▶ **Material provided**
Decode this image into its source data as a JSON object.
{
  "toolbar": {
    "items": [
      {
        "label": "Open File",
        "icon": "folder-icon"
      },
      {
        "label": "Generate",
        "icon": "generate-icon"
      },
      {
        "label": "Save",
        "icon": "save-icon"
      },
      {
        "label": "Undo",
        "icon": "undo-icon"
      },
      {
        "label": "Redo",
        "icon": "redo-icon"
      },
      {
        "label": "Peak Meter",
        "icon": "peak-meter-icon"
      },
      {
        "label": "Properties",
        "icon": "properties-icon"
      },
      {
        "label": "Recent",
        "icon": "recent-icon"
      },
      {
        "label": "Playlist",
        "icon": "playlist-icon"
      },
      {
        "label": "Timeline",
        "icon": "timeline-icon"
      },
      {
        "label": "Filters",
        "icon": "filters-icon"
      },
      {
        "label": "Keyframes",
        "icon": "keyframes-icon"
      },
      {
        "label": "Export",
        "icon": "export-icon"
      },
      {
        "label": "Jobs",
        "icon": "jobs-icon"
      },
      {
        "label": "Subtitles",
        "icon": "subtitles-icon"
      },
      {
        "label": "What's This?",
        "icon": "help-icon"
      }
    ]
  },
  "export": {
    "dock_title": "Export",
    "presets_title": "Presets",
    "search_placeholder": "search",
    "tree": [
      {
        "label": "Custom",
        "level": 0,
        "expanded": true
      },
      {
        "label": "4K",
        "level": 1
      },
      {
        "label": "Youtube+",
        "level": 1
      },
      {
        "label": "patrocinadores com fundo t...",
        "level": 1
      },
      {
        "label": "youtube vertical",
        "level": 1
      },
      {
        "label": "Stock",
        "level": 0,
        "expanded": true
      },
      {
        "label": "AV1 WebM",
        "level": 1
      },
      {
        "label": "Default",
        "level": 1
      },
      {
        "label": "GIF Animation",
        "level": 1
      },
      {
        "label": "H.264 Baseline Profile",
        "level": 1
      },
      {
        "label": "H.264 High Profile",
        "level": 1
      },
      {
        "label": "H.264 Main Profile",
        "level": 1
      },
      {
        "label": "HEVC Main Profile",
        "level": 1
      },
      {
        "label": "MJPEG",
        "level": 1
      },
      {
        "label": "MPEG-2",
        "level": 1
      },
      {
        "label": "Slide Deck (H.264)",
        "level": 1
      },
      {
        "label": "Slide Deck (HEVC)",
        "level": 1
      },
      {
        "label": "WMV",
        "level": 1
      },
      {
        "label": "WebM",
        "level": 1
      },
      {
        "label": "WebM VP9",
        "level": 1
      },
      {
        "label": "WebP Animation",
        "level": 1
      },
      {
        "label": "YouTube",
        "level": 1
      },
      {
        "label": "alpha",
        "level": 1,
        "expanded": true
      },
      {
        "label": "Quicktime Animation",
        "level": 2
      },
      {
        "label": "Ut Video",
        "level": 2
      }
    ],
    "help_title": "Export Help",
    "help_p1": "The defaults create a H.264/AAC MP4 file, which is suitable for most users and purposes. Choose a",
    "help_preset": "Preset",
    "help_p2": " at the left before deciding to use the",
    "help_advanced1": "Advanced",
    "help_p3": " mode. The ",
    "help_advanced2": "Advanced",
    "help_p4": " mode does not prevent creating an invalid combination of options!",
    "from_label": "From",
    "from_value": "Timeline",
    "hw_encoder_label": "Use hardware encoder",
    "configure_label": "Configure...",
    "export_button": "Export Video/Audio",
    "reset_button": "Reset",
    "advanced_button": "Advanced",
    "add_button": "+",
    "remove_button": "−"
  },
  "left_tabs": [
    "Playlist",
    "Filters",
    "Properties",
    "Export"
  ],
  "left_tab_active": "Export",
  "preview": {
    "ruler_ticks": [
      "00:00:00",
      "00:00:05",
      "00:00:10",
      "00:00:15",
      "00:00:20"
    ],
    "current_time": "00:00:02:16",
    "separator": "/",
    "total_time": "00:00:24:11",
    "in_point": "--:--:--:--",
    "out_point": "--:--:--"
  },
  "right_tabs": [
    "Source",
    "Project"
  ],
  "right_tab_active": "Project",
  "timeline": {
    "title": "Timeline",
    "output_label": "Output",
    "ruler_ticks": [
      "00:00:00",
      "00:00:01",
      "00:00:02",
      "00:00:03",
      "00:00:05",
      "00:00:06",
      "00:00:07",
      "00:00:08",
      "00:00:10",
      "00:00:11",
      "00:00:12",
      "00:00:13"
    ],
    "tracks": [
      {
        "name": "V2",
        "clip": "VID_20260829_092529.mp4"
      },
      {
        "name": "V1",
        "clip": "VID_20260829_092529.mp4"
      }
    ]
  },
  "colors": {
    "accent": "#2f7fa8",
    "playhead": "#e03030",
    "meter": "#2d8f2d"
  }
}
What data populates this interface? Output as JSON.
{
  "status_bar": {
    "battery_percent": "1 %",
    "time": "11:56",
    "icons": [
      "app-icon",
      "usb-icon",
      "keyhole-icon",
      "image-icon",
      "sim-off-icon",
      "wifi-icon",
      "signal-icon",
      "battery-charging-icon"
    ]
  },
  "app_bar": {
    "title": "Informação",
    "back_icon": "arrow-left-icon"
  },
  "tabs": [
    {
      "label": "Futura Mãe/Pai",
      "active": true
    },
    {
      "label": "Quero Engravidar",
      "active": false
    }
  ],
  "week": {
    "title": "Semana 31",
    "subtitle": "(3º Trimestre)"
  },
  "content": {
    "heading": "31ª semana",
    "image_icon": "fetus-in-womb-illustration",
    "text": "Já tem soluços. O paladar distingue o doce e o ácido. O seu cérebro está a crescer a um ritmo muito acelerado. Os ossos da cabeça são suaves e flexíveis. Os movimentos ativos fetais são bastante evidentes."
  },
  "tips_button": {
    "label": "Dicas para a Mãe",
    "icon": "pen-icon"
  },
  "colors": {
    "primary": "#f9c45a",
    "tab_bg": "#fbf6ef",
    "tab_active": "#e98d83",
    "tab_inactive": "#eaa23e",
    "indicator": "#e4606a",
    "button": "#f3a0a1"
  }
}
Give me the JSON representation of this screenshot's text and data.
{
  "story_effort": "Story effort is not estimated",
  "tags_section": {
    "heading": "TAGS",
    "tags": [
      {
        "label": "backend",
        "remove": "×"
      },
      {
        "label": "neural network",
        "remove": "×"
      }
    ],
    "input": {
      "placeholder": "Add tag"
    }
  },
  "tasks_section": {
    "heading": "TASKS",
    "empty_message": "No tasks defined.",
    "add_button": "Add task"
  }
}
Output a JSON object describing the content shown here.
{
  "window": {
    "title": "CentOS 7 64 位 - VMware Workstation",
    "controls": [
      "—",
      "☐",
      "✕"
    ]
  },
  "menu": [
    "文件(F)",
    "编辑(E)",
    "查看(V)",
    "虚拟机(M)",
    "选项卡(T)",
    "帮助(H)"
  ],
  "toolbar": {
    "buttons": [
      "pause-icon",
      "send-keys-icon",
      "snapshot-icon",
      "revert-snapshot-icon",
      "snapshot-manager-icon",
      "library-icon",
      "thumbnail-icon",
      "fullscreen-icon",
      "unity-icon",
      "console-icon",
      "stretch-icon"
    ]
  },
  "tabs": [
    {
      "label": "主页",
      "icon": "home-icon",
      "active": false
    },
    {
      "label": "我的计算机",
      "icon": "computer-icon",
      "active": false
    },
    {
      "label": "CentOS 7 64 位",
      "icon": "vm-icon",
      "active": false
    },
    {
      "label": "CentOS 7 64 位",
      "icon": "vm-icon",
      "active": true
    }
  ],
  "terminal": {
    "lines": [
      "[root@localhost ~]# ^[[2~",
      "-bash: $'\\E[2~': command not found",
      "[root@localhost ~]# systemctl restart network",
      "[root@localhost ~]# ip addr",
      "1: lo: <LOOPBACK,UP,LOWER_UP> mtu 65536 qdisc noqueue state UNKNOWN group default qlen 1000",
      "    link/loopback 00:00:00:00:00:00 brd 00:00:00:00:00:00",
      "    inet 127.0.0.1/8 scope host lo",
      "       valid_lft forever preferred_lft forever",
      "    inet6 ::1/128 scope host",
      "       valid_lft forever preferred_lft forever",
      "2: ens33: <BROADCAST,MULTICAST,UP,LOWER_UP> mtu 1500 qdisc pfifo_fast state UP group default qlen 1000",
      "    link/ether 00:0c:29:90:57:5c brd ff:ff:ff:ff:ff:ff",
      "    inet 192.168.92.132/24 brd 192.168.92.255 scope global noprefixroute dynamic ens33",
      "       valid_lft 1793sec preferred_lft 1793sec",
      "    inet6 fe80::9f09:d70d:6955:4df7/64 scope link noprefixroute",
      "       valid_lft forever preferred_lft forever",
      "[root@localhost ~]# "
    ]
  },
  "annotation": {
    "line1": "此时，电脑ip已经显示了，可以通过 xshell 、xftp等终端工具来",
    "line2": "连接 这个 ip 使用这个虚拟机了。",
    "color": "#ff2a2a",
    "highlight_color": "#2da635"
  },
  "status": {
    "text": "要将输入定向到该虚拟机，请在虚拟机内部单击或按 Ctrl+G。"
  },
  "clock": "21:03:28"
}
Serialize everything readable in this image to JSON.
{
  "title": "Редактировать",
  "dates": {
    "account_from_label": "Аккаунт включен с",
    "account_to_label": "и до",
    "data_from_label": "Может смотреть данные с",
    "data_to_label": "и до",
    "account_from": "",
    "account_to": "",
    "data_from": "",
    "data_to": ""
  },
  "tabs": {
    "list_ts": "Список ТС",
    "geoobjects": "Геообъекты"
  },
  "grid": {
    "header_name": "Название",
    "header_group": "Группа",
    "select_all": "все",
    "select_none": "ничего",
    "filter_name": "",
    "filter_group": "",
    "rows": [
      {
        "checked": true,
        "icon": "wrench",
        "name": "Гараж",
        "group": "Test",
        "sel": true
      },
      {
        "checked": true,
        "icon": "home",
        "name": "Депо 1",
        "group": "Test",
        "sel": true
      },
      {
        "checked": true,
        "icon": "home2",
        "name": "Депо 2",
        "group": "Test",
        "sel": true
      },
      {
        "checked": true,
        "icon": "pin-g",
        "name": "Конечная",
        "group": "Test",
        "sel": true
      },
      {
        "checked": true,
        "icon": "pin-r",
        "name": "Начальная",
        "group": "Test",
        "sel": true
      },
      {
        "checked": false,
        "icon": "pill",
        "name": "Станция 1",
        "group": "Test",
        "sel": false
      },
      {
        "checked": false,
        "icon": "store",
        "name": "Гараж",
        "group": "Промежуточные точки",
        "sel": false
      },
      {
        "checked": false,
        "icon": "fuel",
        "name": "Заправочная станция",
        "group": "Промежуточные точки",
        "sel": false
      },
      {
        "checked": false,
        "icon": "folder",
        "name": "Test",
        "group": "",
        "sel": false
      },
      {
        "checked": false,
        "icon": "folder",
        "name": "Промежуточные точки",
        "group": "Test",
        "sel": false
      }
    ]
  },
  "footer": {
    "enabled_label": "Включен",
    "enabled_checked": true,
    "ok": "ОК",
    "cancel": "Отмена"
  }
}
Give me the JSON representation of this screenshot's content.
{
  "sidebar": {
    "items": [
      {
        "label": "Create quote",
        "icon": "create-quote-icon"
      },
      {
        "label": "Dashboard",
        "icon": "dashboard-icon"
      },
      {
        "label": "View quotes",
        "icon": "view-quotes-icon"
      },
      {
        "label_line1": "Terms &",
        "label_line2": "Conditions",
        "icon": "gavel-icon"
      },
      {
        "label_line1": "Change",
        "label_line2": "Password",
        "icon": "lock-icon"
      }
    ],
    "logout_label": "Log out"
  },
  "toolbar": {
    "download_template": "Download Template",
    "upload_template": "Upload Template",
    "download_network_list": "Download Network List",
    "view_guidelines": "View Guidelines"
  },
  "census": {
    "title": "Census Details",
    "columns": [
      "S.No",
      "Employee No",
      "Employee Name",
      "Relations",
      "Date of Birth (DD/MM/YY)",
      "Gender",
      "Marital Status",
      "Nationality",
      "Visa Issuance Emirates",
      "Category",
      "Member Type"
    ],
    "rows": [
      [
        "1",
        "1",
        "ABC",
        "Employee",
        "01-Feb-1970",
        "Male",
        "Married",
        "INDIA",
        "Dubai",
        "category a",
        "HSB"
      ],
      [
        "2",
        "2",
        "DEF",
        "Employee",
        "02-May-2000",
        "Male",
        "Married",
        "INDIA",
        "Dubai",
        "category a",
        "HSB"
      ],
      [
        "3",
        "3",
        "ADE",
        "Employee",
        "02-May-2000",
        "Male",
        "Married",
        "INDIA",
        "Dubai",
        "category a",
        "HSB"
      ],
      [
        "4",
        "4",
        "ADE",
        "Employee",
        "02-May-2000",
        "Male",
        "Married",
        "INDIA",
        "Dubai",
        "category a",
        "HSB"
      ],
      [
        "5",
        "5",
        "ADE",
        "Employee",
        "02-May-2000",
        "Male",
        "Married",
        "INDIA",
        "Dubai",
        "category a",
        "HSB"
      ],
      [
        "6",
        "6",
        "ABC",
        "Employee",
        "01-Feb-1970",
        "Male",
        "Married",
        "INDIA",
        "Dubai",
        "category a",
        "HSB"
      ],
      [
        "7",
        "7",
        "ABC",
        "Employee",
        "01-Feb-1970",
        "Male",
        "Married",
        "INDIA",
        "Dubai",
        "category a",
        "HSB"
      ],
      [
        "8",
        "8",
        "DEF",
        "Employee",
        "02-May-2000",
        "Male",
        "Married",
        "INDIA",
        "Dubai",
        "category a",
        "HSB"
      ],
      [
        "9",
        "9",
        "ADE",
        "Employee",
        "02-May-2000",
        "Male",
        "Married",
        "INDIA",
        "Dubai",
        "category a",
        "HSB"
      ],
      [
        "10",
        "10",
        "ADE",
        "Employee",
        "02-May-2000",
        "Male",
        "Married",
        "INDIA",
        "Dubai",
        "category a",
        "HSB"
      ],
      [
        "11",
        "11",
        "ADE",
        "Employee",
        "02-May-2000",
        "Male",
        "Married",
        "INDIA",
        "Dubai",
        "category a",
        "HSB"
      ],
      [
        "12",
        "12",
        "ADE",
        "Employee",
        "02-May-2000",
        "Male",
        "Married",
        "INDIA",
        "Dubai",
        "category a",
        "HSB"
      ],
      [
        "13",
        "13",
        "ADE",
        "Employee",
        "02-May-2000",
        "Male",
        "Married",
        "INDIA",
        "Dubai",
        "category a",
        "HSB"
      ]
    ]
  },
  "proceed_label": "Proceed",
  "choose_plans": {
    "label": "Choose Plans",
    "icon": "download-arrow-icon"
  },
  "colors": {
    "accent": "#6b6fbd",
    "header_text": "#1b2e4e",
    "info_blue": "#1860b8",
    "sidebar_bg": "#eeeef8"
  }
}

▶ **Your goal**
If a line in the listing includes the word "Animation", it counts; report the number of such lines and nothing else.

▶ **Expected answer**
3